» Exercise aim
From the entries, copy each line that includes "this".

[Items from a data source]
-------
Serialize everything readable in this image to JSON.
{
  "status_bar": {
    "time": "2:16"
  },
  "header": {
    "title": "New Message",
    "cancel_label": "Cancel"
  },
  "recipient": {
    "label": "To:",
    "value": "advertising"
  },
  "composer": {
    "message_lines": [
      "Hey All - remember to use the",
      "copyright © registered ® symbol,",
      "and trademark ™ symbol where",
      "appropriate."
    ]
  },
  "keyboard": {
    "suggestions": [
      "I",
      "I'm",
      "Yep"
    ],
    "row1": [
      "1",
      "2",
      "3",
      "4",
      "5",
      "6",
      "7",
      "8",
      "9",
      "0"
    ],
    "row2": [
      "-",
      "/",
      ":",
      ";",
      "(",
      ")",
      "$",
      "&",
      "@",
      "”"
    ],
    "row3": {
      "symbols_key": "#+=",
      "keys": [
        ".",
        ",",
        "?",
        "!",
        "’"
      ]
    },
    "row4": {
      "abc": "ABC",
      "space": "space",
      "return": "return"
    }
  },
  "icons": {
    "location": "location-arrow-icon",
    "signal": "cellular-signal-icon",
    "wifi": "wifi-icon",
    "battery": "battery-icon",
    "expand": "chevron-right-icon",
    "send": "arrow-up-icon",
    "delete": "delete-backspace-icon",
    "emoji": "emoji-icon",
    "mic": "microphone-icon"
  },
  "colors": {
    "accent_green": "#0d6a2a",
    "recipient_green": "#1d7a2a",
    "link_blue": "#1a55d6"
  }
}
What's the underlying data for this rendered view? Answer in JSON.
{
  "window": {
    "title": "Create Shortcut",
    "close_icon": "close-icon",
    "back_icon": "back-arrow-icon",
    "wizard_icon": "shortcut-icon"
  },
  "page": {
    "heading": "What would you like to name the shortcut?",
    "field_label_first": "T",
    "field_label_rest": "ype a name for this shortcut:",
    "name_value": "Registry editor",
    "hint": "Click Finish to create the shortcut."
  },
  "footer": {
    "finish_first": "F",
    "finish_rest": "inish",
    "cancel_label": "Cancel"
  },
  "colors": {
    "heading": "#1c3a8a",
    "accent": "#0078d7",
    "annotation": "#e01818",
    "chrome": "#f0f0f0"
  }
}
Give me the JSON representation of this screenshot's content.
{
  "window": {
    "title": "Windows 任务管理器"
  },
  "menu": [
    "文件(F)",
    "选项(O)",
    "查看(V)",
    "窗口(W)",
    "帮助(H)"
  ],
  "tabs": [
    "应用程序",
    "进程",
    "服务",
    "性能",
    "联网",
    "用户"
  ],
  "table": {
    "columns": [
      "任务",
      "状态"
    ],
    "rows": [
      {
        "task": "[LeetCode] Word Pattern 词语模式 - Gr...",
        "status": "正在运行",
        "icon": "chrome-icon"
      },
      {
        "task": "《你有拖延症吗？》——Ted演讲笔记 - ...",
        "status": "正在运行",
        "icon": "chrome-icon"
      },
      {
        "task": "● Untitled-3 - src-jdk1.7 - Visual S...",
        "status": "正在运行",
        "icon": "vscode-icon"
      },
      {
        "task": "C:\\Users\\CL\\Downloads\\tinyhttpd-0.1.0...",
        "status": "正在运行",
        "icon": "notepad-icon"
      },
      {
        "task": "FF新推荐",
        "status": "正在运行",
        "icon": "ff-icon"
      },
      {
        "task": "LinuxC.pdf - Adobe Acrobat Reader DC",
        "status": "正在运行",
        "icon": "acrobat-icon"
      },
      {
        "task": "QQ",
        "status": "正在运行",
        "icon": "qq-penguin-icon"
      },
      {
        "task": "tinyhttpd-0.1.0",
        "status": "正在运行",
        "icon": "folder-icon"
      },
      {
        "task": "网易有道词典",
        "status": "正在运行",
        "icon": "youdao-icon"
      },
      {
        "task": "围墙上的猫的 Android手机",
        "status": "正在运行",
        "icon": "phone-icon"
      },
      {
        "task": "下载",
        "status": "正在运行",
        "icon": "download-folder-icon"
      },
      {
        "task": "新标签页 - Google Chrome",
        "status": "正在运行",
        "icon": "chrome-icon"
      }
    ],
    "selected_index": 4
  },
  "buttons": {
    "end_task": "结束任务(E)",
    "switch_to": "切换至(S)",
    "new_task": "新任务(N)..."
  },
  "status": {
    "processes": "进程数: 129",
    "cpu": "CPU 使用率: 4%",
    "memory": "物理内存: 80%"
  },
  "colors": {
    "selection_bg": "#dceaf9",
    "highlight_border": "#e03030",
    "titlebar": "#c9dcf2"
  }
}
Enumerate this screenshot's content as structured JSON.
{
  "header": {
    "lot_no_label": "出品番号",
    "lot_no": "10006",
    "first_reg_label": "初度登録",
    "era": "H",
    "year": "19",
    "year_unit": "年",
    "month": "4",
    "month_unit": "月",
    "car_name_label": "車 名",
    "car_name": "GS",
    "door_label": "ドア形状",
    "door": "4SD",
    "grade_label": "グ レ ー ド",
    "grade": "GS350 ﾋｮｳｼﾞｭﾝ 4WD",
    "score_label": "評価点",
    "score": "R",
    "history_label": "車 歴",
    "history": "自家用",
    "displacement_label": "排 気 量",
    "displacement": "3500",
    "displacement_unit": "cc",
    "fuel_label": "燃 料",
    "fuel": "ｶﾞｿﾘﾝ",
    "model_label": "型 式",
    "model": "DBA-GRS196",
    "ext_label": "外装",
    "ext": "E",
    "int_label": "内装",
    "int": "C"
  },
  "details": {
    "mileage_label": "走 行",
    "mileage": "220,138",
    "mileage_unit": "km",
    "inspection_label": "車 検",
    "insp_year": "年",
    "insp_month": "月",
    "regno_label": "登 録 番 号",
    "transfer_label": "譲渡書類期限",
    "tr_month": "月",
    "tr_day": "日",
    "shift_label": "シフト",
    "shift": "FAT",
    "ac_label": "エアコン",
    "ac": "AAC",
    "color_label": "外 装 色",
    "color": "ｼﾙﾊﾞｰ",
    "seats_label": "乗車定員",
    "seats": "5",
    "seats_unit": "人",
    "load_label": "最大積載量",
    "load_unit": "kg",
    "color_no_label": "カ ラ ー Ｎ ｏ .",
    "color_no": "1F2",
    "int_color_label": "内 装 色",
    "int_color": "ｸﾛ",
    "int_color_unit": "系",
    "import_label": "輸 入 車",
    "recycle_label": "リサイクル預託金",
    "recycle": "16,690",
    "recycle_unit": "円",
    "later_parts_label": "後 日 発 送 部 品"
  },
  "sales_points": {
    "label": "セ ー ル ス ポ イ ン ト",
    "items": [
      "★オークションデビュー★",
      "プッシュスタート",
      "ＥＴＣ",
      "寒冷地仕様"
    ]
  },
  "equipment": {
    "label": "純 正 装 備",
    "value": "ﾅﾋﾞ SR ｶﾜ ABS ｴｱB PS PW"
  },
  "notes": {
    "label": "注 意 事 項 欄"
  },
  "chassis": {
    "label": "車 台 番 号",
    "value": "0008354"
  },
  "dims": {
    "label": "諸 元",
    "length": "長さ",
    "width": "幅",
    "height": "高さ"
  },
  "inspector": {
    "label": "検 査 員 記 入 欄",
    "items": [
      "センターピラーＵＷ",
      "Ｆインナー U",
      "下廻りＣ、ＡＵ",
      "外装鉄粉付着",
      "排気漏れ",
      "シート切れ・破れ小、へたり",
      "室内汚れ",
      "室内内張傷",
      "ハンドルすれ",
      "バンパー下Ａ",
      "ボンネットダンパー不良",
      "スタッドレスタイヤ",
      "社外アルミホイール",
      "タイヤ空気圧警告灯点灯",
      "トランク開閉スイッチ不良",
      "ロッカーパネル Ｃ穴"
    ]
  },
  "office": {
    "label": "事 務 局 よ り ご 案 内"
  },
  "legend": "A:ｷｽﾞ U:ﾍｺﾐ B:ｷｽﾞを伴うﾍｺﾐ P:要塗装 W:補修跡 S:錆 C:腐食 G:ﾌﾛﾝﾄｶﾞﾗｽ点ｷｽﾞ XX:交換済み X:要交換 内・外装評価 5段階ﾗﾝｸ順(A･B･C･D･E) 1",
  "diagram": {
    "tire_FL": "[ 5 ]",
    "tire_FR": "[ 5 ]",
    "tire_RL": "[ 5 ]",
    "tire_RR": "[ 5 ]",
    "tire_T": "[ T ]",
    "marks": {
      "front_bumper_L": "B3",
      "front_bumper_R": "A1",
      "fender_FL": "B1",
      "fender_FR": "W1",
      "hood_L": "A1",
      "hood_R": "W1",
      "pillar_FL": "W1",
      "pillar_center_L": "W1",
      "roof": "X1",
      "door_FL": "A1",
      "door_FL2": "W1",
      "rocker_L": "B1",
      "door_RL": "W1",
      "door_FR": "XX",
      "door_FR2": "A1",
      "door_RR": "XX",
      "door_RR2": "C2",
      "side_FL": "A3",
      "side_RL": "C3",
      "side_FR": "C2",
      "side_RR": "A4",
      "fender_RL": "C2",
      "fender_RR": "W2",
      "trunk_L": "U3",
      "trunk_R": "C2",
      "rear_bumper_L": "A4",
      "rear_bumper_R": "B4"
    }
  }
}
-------
» Reply to the task
Serialize everything readable in this image to JSON.
What's the underlying data for this rendered view? Answer in JSON.
    "field_label_rest": "ype a name for this shortcut:",
Give me the JSON representation of this screenshot's content.
Enumerate this screenshot's content as structured JSON.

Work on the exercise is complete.